Food Basket for Africa assists disadvantaged communities to set up organic gardens and micro-farming projects which provide nutrition as well as income generation.
Agriculture accounts for only four per cent of domestic product in South Africa (Farmer’s Weekly May 2007). Yet without adequate food the whole economy is under threat. Presently food prices are on the rise with impoverished families, who are already struggling to make ends meet and who constitute the majority of the population being the most affected. Problems of food security are exacerbated by high levels of unemployment, despite an expanding economy in South Africa. What has been termed “Jobless Growth”, a phenomenon not restricted to South Africa, means that despite growths in GDP, unemployment and inequality remain high.
Hope remains, however, in a recent movement towards grassroots, organic-friendly community farming among rural farmers. This trend involves thousands of people (themselves from impoverished backgrounds), who are mobilising to defeat food insecurity and create jobs in the process. Leading examples are the Vukuzenzela Urban Farmers Association (VUFA) in Cape Town, the Master Farmers Association (MFA) in the Eastern Cape and the Western Cape Ubuntu Farmers Association (WEKUFU).
Organic agriculture (including permaculture and ‘food gardens’), in its elementary form, is easily implemented within impoverished communities and those in Survival and Subsistence Levels of socioeconomic status. It promotes sustainability and conserves soil fertility, promotes on-farm biological and seed diversity, and respects indigenous ecosystems and knowledge. This type of farming is also spontaneously community building and labour intensive with “human scale technology”, yet in the long term, its productivity equals industrial outputs with fewer expenses. Furthermore, there is evidence that organic food provides superior nutrition, with positive health implications for farmers, their families and customers.
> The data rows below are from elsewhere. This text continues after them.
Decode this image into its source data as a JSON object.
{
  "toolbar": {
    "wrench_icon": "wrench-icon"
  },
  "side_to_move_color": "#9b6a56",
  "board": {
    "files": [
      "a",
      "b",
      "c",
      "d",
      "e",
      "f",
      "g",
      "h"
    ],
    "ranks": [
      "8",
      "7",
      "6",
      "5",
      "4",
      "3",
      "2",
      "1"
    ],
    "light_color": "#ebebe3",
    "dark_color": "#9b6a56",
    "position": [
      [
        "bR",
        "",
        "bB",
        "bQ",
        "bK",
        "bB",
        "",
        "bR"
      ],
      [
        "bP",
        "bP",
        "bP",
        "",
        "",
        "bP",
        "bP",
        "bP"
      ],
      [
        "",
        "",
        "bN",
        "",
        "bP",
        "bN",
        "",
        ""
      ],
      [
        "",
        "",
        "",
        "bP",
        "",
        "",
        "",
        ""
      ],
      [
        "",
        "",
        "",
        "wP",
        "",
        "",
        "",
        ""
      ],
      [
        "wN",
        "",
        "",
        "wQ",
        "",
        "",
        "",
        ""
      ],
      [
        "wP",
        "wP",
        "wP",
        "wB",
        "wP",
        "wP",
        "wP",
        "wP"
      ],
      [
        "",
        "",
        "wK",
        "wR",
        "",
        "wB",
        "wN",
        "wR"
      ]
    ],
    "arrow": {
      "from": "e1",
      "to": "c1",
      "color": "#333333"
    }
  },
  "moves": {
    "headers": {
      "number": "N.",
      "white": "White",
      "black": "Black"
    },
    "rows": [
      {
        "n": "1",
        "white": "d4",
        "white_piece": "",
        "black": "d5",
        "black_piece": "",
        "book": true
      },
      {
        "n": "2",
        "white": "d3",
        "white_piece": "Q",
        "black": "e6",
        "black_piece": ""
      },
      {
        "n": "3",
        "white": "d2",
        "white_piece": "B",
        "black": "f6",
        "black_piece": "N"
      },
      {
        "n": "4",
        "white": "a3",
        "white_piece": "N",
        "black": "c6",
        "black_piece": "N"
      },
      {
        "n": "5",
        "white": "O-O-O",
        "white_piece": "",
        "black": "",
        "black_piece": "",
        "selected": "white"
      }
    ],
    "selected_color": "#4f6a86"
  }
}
FBFA works to promote and implement organic bio-dynamic agriculture with the aim of improving food security and employment in disadvantaged communities in South Africa, and Africa in general.
Recently, we have adopted a “training garden” approach whereby we use successful garden projects as training centres. “Training gardens” are established within communities to teach basic gardening skills. Each participant is also given a “garden starter pack” of compost/fertilizer and mix of 36 vegetable seedlings, sufficient to start a garden of 1m x 2m. This size garden can supplement the nutritional needs of a family of four people.
Organic Food Gardens provide:
The Basic Garden Design on the “door model” (1m x 2m)
- Soil preparation and composting
- Companion planting and pest control
- Seed germination
- The importance of water saving
- We are now including a component which stresses the need for monetary savings so as to support sustainability
The gardens are also our outreach to the local community, and we bring our various disciplines, such as counselling, men’s development, and art, using mediums such as films and lectures. This will make our training gardens as Community Centres and add value to the community they serve.
Monitoring and Evaluation
Each garden records participants who attend initial training sessions in a register which enables follow-up contact. Having received ‘starter packs’ at training, participants are contacted and visited to ascertain whether a home garden has been started. Participants themselves also maintain contact with the garden through follow-up training sessions. All contact is recorded and evaluated in a monthly report supplied to our head office support team. Evaluation reports are then generated from these.
Apart from impact in local communities, we also evaluate and monitor our trainers. We hold twice annual workshops with trainees from various gardens at which challenges and successes are discussed. These trainers are our local links into the communities and we provide them with on-going support and regular information.